But imagine Jesus himself coming to you in your own mother-tongue and saying:
“Come to me, all you who are weary and burdened, and I will give you rest. Take my yoke upon you and learn from me, for I am gentle and humble in heart, and you will find rest for your souls. For my yoke is easy and my burden is light” (Matthew 11:28-30).
That’s as close to “face-to-face” as we’re going to get this side of heaven!
It is our goal and prayer at the Nsenga Bible Translation Project that God would use the fruits of our labors to communicate directly with his Nsenga-speaking children, and that pastors and teachers and evangelists who minister among the Nsenga would have a powerful tool with which to do their work. Meanwhile, we work and pray and do our best to explain “why we don’t have that done yet,” so that many others around the world will join us, and the hundreds of other ongoing Bible translation efforts, in bringing the Word of God to the heart-language of people who are still waiting for it.
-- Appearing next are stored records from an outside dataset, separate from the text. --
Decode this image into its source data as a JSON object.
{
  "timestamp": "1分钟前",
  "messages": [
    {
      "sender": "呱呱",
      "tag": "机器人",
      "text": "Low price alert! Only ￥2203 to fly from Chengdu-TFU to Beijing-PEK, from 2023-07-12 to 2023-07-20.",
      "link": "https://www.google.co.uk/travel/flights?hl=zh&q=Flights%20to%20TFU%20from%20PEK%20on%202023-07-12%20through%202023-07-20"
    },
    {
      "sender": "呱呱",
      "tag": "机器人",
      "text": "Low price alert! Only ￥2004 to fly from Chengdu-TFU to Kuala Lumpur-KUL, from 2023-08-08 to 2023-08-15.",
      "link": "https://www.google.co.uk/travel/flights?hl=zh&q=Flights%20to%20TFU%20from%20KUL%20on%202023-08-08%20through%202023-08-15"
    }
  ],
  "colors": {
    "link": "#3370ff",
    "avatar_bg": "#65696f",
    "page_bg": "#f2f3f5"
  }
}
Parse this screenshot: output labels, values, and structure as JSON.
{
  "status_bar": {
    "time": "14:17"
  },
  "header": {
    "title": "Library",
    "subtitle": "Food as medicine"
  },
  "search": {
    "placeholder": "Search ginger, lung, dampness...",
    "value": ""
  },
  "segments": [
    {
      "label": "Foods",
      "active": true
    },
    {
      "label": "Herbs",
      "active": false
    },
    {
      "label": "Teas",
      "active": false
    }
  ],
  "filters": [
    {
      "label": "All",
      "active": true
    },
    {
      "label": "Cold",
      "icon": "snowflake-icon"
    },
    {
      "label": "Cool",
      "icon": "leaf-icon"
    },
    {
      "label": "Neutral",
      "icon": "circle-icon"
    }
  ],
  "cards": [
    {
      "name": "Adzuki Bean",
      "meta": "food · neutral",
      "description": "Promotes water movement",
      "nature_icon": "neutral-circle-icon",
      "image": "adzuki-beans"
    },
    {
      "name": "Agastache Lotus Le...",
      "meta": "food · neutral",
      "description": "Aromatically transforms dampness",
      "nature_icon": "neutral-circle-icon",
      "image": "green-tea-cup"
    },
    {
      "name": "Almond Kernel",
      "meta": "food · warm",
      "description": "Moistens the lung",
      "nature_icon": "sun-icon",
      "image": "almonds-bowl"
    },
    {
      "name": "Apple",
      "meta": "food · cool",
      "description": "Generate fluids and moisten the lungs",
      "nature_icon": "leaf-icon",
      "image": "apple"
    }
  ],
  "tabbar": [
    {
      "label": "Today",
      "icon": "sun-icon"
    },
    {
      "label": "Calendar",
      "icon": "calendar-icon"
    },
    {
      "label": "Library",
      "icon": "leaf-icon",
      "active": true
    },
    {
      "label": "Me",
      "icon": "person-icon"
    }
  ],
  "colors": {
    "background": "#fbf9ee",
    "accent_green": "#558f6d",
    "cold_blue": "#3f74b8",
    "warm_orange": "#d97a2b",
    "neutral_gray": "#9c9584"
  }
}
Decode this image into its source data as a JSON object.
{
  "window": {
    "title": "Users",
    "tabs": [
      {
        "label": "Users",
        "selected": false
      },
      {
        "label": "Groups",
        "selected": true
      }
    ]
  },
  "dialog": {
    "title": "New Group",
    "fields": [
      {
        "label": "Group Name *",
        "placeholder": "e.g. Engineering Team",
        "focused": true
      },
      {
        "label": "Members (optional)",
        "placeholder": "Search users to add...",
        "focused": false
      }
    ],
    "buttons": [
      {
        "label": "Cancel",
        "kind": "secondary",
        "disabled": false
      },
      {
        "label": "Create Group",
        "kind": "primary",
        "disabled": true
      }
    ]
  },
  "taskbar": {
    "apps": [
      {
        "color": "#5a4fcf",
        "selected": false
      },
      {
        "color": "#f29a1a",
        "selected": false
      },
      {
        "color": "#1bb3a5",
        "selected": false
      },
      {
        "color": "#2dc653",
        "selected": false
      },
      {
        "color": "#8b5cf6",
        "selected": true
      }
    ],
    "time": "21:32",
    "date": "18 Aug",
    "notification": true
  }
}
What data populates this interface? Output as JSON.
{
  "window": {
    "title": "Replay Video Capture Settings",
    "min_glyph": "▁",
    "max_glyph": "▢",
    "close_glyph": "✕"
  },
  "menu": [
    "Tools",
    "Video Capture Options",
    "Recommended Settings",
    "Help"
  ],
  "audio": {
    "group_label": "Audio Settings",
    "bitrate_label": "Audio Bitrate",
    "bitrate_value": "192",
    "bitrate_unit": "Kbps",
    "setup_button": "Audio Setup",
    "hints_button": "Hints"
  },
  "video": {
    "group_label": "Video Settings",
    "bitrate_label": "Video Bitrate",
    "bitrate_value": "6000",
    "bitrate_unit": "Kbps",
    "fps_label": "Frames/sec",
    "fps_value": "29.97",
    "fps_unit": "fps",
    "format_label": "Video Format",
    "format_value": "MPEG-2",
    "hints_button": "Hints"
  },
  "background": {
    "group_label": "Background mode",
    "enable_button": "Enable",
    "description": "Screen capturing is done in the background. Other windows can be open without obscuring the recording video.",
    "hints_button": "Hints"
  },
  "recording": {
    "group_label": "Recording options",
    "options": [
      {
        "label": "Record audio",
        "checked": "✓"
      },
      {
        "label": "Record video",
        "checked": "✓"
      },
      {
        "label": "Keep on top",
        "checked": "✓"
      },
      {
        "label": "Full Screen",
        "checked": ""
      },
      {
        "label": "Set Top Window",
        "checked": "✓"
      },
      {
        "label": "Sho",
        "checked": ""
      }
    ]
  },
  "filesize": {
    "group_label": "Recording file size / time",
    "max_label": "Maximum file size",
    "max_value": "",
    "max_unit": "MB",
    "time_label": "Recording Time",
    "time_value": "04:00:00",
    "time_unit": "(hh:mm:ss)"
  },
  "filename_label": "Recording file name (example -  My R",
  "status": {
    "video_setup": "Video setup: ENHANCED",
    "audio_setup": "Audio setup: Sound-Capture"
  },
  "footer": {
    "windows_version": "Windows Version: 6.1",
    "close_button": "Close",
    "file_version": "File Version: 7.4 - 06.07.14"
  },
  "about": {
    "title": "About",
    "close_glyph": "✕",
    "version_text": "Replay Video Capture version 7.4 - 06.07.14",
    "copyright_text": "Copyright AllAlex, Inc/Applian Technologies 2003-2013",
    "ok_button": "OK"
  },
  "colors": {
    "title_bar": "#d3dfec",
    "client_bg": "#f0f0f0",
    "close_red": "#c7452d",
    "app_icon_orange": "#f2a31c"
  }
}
This article first appeared in the May/June 2014 issue of Connections magazine. It is reprinted here with permission.